In the window zone four larger-than-life figures are depicted to the sides of the three arched windows. They are designated by tituli and halos. With the exception of the southernmost, female figure (Queen of Sheba?) they can be deciphered as prophets. The row of prophets is continued on a slightly smaller scale in the windows where six further standing prophets with tituli are set in the deep window reveals. Centrally in the apex of each of the three window soffits there is a medallion. In the eastern window the bust of a female figure is depicted who can be identified by her veil as the Mother of God. In the two other windows the paintings are by most appearances most likely to be the busts of prophets with tituli that therefore complete the ensemble of twelve Old Testament figures.
In 1434 three standing figures, each to the south of the windows, have been remodelled to form apostles of which, as a reference area, a fragment of Matthew has remained with an open book and a dating inscription in it.
The pictorial frieze in the southern side apse shows an unusual legend from the life of St. Nicholas. Several scenes are depicted in the course of which St. Nicholas appears to the thieves of a treasure and persuades them to return it, whereby the owner of the treasure, a rich heathen, is converted to Christianity.
In the figures of the calotte and those of the St. Nicholas frieze, many associated motifs can be found. The design of the paintings can therefore be clearly allocated to one studio. Among the figures at least three artists can be identified: the figure of Christ, Saint John and St. Blaise, the prophets standing at the side of the east window, the two prophets in the reveals of the east window and the Jew who is scourging the picture, appear to originate from one artist. The faces of Mary and St. Nicholas modelled in colour in the calotte show a differing character. The prophets in the northern window reveals are different again and are more strongly graphical in their layout. The foliate frieze and the framing ribbons were probably reserved for a further artist who was not specialised in figures so that, on the basis of these observations, a vague picture of a studio with several artists is suggested.
There are stylistic parallels with the figurative painting in the St. Nicholas‘ Chapel in Soest and the glass painting in Bad Sassendorf-Lohne (today in the LWL-Museum für Kunst und Kultur in Münster), both from studios in Soest, and with the fragment of a figure in Dortmund-Wellinghofen, although the artists could not be identified here as being the same one. There are even closer connections with the book paintings, particularly with the Donaueschingen Psaltery by a painter probably from Hildesheim.
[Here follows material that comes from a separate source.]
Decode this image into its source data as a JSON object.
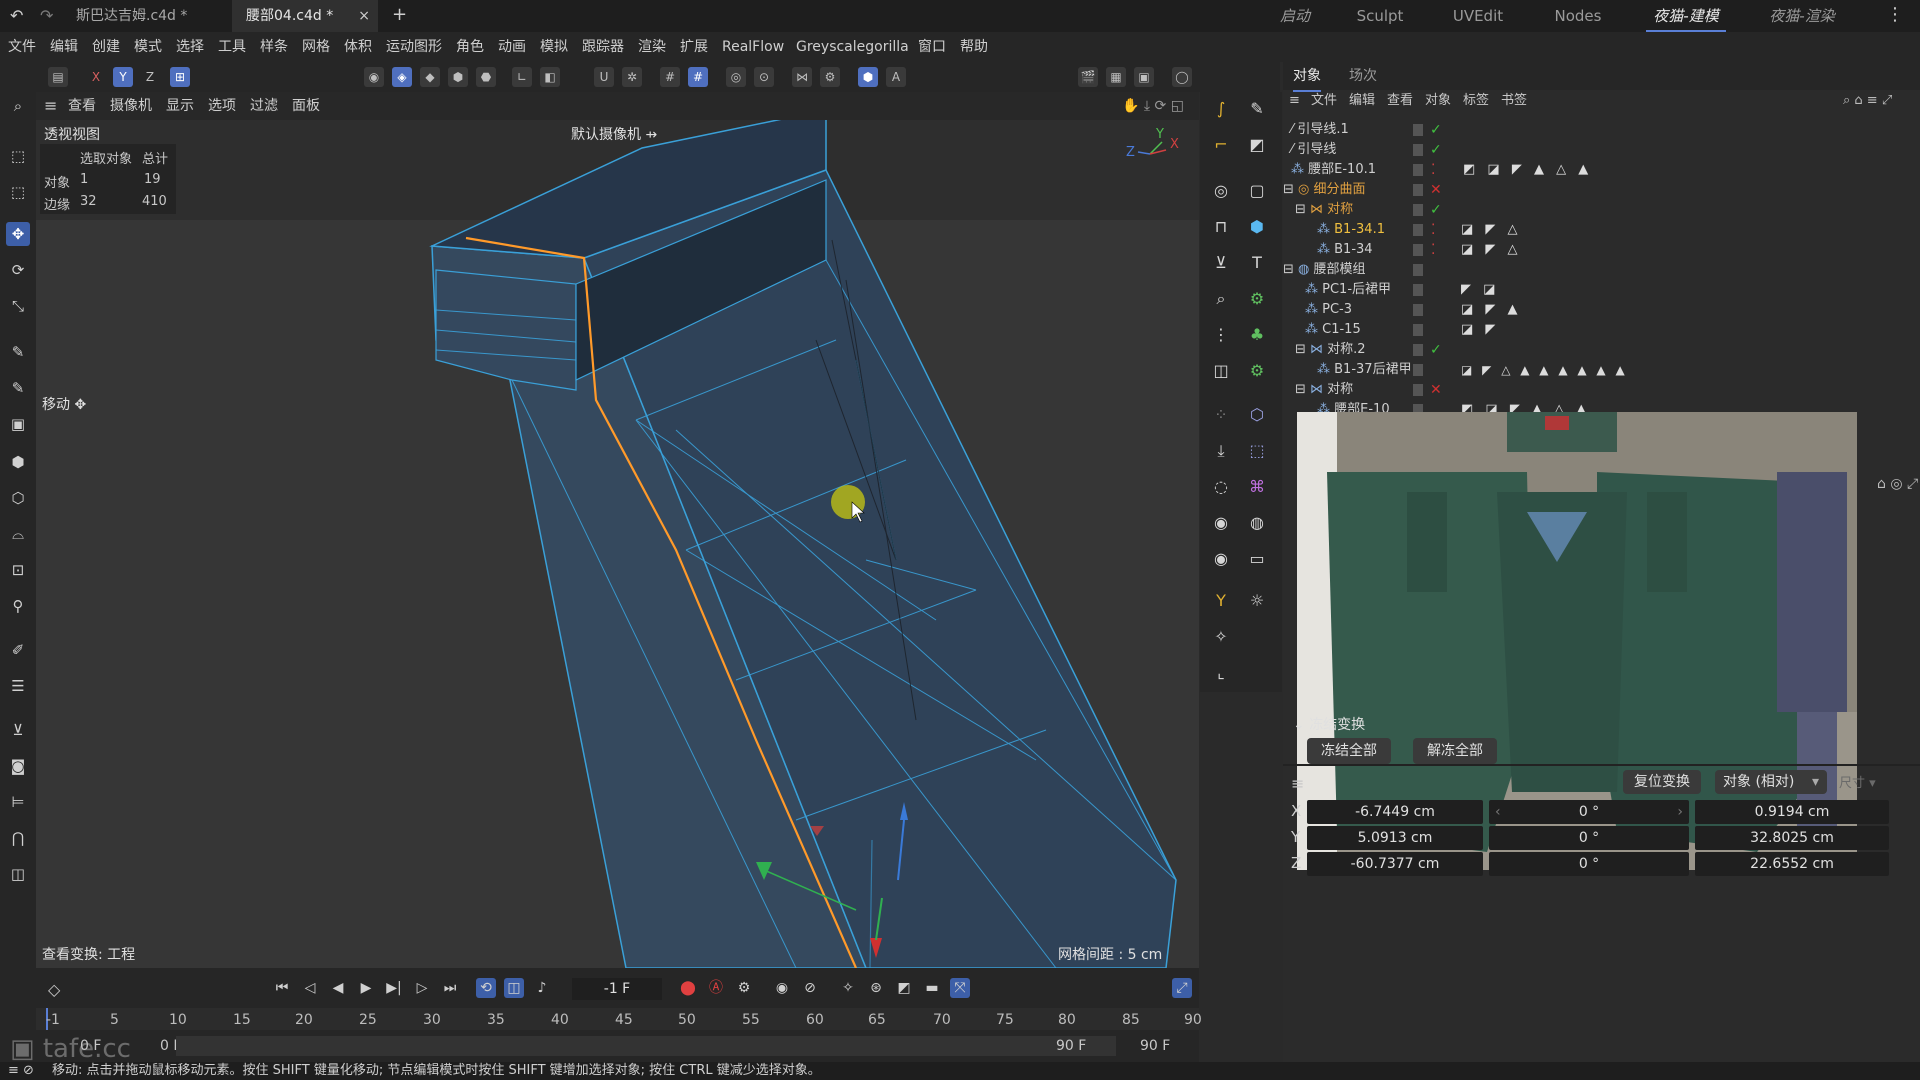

It is possible that both artists had similar pattern sheets that they used for their work, so that a closer cooperation and even the same artist cannot necessarily be presumed.
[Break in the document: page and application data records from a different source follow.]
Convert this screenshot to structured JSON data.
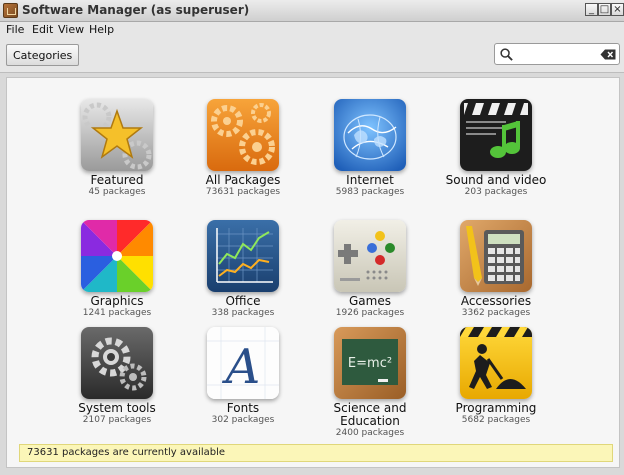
{
  "window": {
    "title": "Software Manager (as superuser)",
    "minimize_label": "_",
    "maximize_label": "□",
    "close_label": "×"
  },
  "menu": [
    {
      "label": "File"
    },
    {
      "label": "Edit"
    },
    {
      "label": "View"
    },
    {
      "label": "Help"
    }
  ],
  "toolbar": {
    "categories_label": "Categories",
    "search_value": "",
    "search_placeholder": ""
  },
  "categories": [
    {
      "label": "Featured",
      "count": "45 packages",
      "icon": "star-icon"
    },
    {
      "label": "All Packages",
      "count": "73631 packages",
      "icon": "gears-icon"
    },
    {
      "label": "Internet",
      "count": "5983 packages",
      "icon": "globe-icon"
    },
    {
      "label": "Sound and video",
      "count": "203 packages",
      "icon": "music-clapper-icon"
    },
    {
      "label": "Graphics",
      "count": "1241 packages",
      "icon": "color-wheel-icon"
    },
    {
      "label": "Office",
      "count": "338 packages",
      "icon": "line-chart-icon"
    },
    {
      "label": "Games",
      "count": "1926 packages",
      "icon": "gamepad-icon"
    },
    {
      "label": "Accessories",
      "count": "3362 packages",
      "icon": "calculator-icon"
    },
    {
      "label": "System tools",
      "count": "2107 packages",
      "icon": "system-gear-icon"
    },
    {
      "label": "Fonts",
      "count": "302 packages",
      "icon": "font-a-icon"
    },
    {
      "label": "Science and Education",
      "count": "2400 packages",
      "icon": "chalkboard-icon"
    },
    {
      "label": "Programming",
      "count": "5682 packages",
      "icon": "construction-icon"
    }
  ],
  "status": {
    "text": "73631 packages are currently available"
  },
  "colors": {
    "status_bg": "#fbf6b8",
    "featured_orange": "#f5a623",
    "internet_blue": "#2f7ed8",
    "programming_yellow": "#f2c300"
  }
}
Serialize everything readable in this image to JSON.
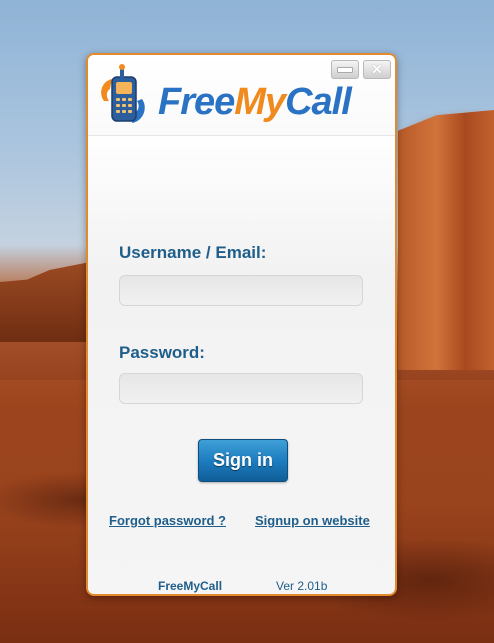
{
  "window": {
    "minimize_icon": "minimize-icon",
    "close_icon": "close-icon",
    "close_glyph": "✕"
  },
  "logo": {
    "icon": "phone-logo-icon",
    "part1": "Free",
    "part2": "My",
    "part3": "Call"
  },
  "form": {
    "username_label": "Username / Email:",
    "username_value": "",
    "password_label": "Password:",
    "password_value": "",
    "signin_label": "Sign in"
  },
  "links": {
    "forgot": "Forgot password ?",
    "signup": "Signup on website"
  },
  "footer": {
    "app_name": "FreeMyCall",
    "version": "Ver 2.01b"
  },
  "colors": {
    "accent_blue": "#1f5e8a",
    "brand_orange": "#f08a1c",
    "window_border": "#e38a2e"
  }
}
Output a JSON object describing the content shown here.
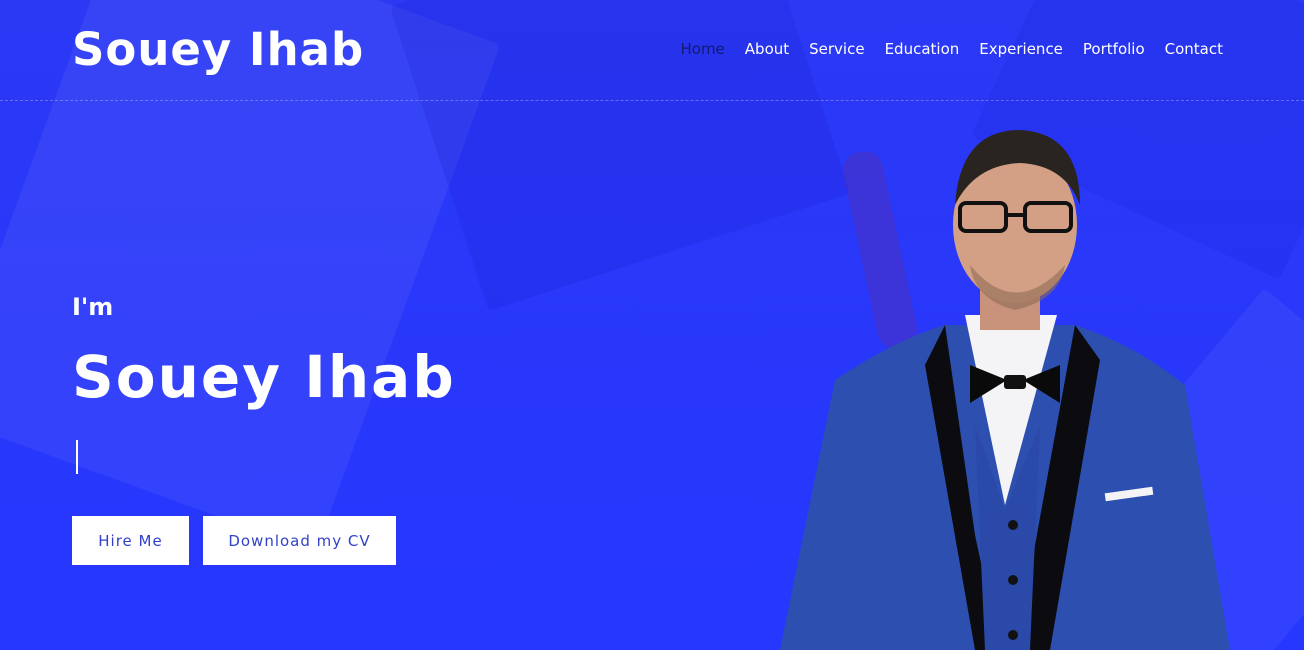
{
  "header": {
    "logo": "Souey Ihab",
    "nav": [
      {
        "label": "Home",
        "active": true
      },
      {
        "label": "About"
      },
      {
        "label": "Service"
      },
      {
        "label": "Education"
      },
      {
        "label": "Experience"
      },
      {
        "label": "Portfolio"
      },
      {
        "label": "Contact"
      }
    ]
  },
  "hero": {
    "greeting": "I'm",
    "name": "Souey Ihab",
    "buttons": {
      "hire": "Hire Me",
      "cv": "Download my CV"
    }
  },
  "colors": {
    "background": "#2a38f7",
    "active_nav": "#111a6b",
    "button_text": "#3341c9"
  }
}
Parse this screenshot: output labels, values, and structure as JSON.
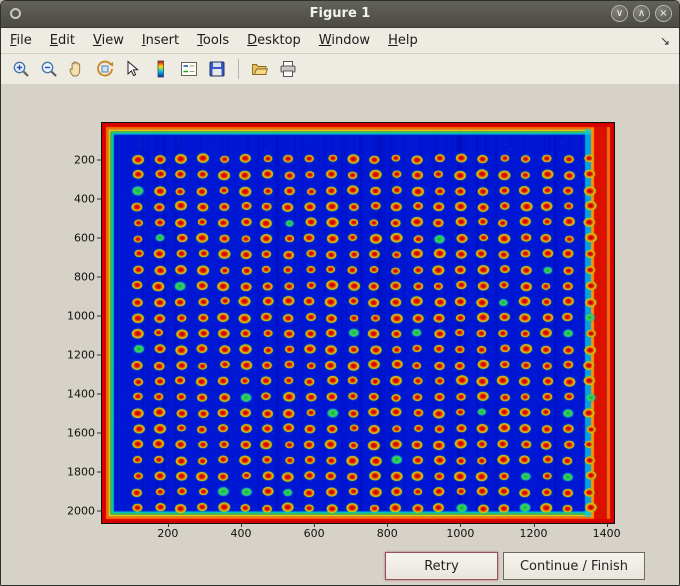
{
  "window": {
    "title": "Figure 1",
    "controls": {
      "minimize": "∨",
      "maximize": "∧",
      "close": "×"
    }
  },
  "menu": {
    "items": [
      {
        "label": "File",
        "accel": "F"
      },
      {
        "label": "Edit",
        "accel": "E"
      },
      {
        "label": "View",
        "accel": "V"
      },
      {
        "label": "Insert",
        "accel": "I"
      },
      {
        "label": "Tools",
        "accel": "T"
      },
      {
        "label": "Desktop",
        "accel": "D"
      },
      {
        "label": "Window",
        "accel": "W"
      },
      {
        "label": "Help",
        "accel": "H"
      }
    ],
    "overflow_icon": "↘"
  },
  "toolbar": {
    "icons": [
      {
        "name": "zoom-in-icon"
      },
      {
        "name": "zoom-out-icon"
      },
      {
        "name": "pan-hand-icon"
      },
      {
        "name": "rotate-3d-icon"
      },
      {
        "name": "data-cursor-icon"
      },
      {
        "name": "insert-colorbar-icon"
      },
      {
        "name": "insert-legend-icon"
      },
      {
        "name": "save-icon"
      },
      {
        "name": "separator"
      },
      {
        "name": "open-folder-icon"
      },
      {
        "name": "print-icon"
      }
    ]
  },
  "buttons": {
    "retry": "Retry",
    "continue_finish": "Continue / Finish"
  },
  "chart_data": {
    "type": "heatmap",
    "title": "",
    "xlabel": "",
    "ylabel": "",
    "xlim": [
      20,
      1420
    ],
    "ylim": [
      10,
      2060
    ],
    "x_ticks": [
      200,
      400,
      600,
      800,
      1000,
      1200,
      1400
    ],
    "y_ticks": [
      200,
      400,
      600,
      800,
      1000,
      1200,
      1400,
      1600,
      1800,
      2000
    ],
    "colormap": "jet",
    "description": "Pseudocolor microarray scan: regular grid of bright red/orange spots with yellow-green halos on a deep blue background; saturated red-orange bands along all four image edges and a bright red vertical band near the right edge.",
    "grid": {
      "rows": 23,
      "cols": 22
    },
    "background_color": "#0017d4",
    "border_band_colors": [
      "#d40000",
      "#ff6a00",
      "#ffd800",
      "#28c850",
      "#00c8d8"
    ],
    "spot_core_color": "#b00000",
    "spot_ring_colors": [
      "#e42000",
      "#ff9800",
      "#e8e000",
      "#3cc83c"
    ],
    "green_spot_fraction": 0.05
  }
}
The wall paintings in Balve with their restrained extensions and their many preserved, very qualitatively carried out details and the still recognisable overall draft, present significant evidence of the Zackenstil (Jagged Style) in Westphalia.